Aug 26, 2011
Bernanke on housing: It’s a drag
26 Aug 2011
Posted by Andrew Kantor
Speaking at the Fed’s annual meeting in Jackson Hole, Wyo., Chairman Ben Bernanke discussed the role of the housing market in the recession — and our recovery there from.
“Historically,” he said, “recessions have typically sowed the seeds of their own recoveries as reduced spending on investment, housing, and consumer durables generates pent-up demand.” That demand leads to more production and hiring, and the economic engine gets back on track.
Slowing the process this time, he said, was the fact that it came along with “a very deep slump in the housing market and a historic financial crisis.”
(That came from unregulated lenders gave untold amounts of money to undeserving buyers who were unable to pay, while unrestrained analysts gave glowing reviews to unworthy securities, undermining the financial system, leaving banks under stress and homeowners underwater.)

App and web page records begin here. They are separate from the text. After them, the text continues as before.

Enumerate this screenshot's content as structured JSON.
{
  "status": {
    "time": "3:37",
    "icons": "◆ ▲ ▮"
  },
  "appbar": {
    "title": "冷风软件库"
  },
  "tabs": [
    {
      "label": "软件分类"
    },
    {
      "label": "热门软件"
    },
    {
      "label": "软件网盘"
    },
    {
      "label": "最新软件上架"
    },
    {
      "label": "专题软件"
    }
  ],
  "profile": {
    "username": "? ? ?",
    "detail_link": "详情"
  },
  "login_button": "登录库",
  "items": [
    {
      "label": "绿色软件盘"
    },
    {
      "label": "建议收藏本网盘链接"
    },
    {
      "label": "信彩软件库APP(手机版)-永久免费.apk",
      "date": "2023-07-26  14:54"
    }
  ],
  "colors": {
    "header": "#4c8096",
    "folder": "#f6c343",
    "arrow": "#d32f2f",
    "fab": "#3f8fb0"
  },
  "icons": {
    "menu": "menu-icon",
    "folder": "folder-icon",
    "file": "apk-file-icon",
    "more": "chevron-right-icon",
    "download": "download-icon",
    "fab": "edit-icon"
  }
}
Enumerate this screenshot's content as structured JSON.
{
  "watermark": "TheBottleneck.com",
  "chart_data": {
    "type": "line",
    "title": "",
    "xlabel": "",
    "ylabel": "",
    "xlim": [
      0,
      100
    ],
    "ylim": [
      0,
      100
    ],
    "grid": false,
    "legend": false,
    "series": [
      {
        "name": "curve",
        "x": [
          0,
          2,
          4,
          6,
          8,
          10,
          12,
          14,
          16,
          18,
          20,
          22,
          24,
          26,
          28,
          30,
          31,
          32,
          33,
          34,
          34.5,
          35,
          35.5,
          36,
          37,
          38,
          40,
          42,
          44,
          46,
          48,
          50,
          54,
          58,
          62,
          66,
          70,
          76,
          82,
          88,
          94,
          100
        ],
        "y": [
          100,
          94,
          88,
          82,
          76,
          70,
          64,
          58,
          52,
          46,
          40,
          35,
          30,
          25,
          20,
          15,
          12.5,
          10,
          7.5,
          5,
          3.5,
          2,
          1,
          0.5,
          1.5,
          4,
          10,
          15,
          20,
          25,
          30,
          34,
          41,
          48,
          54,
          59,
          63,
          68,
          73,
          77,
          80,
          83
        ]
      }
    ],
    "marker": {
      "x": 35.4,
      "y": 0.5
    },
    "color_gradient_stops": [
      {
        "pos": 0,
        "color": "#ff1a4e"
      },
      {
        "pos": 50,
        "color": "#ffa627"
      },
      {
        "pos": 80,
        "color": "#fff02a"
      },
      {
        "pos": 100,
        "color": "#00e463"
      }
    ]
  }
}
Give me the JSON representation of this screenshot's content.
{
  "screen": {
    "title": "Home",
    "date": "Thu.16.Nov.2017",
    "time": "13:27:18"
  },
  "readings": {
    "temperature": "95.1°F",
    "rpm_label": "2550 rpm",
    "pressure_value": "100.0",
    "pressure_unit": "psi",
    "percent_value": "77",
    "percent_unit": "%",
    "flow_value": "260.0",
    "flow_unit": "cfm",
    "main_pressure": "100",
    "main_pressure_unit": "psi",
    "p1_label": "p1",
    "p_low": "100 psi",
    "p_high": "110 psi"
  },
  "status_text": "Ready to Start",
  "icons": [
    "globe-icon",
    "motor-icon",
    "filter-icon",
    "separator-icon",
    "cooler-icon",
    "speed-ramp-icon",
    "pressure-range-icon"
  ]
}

While “the housing sector has been a significant driver of recovery from most recessions in the United States,” Bernanke said, in this case “an overhang of distressed and foreclosed properties, tight credit conditions for builders and potential homebuyers, and ongoing concerns by both potential borrowers and lenders about continued house price declines” has kept the housing sector weak, the flow of credit slow, and the recovery from getting into gear.
But while we might be suffering short-term ripples, “Over the medium term, housing activity will stabilize and begin to grow again, if for no other reason than that ongoing population growth and household formation will ultimately demand it,” he said.
Bernanke also pointed out that the U.S. still doesn’t have any kind of long-term fiscal plan — something to deal with things like taxes, the highest health-care costs in the world, Medicare, Social Security, the monstrous defense budget, and so on.
“To allow the economy to grow at its full potential, policymakers must work to promote macroeconomic and financial stability; adopt effective tax, trade, and regulatory policies; foster the development of a skilled workforce; encourage productive investment, both private and public; and provide appropriate support for research and development and for the adoption of new technologies.”